After weeks of speculation and back and forth, the federal government has finally taken a position that it is not selling any national assets in order to raise funds for reflating the economy.
This denial was made by the federal minister of information, Lai Mohammed at the National Executive Council Meeting in Abuja yesterday (Wednesday). According to him “Whatever you must have heard are mere suggestions and speculations”.
He pointed that the Federal Economic Council is just another arm of the National Executive Council that can advise the government and their decisions are not binding on the NEC “The position of the NEC is the position of the government”.
One of the key members of the FEC, the Federal Minister for Petroleum Resources Emmanuel Kachikwu said earlier this month that “We’re looking at this very feverishly because the other alternative is to go mass borrowing. But there’s a limit to your borrowing cap and we’re fairly close to that tipping point where you really can’t borrow anymore otherwise you can’t sustain the borrowing. The other thing to look at is your assets and rights that can be turned into cash.”
The denial of the federal government to sell any national asset shows that the government must have weighed the challenges involved in the sale of assets.
This might further calm tensions as the generality of Nigerian public opinion has voiced opposition to the asset sale. THe Nigerian Senate has also voted against asset sale owing to the fact that Bukola Saraki, the Senate President supported the move by raising it in the house.
Last week Nigeria and Africa’s richest man, Aliko Dangote had suggested in New York at his speech at the U.S-Africa Business Forum that Nigerian might need to sell some national assets and as well borrow to raise about USD15 billion to bring the country out of recession.
Dangote’s suggestions was also greeted with opposition from a major section of Nigeria’s business community who argued that previous sales have not yielded any major result.

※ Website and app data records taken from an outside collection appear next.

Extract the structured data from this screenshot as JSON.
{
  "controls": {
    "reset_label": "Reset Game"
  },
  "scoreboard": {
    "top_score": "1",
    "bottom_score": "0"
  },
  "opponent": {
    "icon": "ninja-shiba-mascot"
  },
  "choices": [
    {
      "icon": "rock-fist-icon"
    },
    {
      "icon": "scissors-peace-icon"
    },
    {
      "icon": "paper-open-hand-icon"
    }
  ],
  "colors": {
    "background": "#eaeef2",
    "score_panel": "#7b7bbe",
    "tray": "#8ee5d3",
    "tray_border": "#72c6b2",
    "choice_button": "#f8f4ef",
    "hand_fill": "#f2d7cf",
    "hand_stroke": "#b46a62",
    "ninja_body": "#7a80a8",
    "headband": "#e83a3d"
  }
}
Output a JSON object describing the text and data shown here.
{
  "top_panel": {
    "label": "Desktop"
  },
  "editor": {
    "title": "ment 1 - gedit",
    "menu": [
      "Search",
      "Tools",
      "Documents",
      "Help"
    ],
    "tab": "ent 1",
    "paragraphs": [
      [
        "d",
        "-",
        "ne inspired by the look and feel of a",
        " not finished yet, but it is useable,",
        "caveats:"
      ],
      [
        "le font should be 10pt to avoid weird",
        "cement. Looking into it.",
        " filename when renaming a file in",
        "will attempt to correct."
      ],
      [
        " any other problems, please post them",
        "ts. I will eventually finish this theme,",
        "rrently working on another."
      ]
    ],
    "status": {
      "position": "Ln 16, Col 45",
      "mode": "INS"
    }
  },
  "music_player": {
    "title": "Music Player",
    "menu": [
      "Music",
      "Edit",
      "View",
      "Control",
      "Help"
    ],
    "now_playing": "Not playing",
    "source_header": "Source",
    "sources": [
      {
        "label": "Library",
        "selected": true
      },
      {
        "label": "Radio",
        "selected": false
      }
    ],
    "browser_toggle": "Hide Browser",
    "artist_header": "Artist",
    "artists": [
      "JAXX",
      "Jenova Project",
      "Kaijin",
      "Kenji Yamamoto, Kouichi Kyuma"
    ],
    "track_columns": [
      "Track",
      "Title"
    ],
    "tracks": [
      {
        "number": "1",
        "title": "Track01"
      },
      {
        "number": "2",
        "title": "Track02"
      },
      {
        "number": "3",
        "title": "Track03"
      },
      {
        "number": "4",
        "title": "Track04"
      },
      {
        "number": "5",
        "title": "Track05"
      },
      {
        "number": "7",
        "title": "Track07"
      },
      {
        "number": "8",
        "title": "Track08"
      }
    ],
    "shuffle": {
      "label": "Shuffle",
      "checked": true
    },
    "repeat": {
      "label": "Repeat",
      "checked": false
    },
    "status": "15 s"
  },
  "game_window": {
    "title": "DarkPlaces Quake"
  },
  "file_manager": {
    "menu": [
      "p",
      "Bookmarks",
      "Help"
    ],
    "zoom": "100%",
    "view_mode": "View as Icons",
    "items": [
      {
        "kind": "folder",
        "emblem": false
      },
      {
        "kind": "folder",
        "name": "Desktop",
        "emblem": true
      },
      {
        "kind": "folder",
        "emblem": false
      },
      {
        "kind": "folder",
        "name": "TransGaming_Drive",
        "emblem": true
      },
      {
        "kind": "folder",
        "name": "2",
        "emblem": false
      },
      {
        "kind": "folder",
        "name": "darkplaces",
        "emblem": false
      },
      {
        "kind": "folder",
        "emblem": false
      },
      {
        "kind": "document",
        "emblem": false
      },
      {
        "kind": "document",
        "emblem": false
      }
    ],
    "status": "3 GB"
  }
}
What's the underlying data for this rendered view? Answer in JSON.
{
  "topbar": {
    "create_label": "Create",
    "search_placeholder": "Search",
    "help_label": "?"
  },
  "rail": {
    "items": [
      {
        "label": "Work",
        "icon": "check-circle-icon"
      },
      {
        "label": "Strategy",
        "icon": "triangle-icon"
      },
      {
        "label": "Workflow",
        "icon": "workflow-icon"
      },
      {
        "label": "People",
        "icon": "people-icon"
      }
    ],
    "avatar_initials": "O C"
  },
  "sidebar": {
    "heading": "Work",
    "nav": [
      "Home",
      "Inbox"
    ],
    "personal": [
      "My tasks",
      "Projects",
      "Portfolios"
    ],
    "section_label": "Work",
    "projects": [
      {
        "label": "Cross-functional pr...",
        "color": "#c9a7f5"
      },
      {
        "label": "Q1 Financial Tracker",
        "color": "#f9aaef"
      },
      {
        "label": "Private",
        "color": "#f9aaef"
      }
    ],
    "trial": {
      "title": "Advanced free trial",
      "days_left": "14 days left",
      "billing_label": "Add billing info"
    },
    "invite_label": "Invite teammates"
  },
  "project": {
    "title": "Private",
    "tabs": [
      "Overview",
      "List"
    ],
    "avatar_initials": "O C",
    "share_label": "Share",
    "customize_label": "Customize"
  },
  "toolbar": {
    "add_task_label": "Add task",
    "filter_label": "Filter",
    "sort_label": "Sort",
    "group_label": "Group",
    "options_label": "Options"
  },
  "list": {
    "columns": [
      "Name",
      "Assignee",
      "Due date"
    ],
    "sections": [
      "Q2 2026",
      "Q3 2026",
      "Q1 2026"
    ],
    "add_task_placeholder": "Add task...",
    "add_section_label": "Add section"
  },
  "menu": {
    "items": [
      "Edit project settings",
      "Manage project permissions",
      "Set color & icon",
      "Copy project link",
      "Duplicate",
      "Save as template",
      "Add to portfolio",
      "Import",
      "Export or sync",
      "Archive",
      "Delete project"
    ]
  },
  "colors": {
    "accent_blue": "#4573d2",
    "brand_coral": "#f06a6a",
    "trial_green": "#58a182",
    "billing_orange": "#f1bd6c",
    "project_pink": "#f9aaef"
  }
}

With the apparent shelving of national asset sale, Nigerian might be going ahead with its plan to sell Eurobonds, access USD1 billion loan from the African Development Bank, AfDB and perhaps go ahead to concession some assets that might bring in the needed Forex to defend the Naira (NGN) and inflation the economy.